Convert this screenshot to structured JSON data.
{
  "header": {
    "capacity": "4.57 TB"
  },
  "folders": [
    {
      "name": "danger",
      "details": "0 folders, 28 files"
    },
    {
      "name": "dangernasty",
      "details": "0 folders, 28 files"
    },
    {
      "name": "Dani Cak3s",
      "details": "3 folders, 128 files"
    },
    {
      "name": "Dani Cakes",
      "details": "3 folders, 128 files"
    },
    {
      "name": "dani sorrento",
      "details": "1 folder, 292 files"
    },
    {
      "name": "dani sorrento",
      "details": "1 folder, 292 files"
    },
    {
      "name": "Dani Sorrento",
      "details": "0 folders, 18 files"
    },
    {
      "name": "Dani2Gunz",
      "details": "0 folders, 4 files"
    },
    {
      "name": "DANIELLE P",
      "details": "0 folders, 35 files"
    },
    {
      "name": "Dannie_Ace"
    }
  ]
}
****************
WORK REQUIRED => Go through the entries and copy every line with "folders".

SOLUTION TO THIS TASK =>
  "folders": [
      "details": "0 folders, 28 files"
      "details": "0 folders, 28 files"
      "details": "3 folders, 128 files"
      "details": "3 folders, 128 files"
      "details": "0 folders, 18 files"
      "details": "0 folders, 4 files"
      "details": "0 folders, 35 files"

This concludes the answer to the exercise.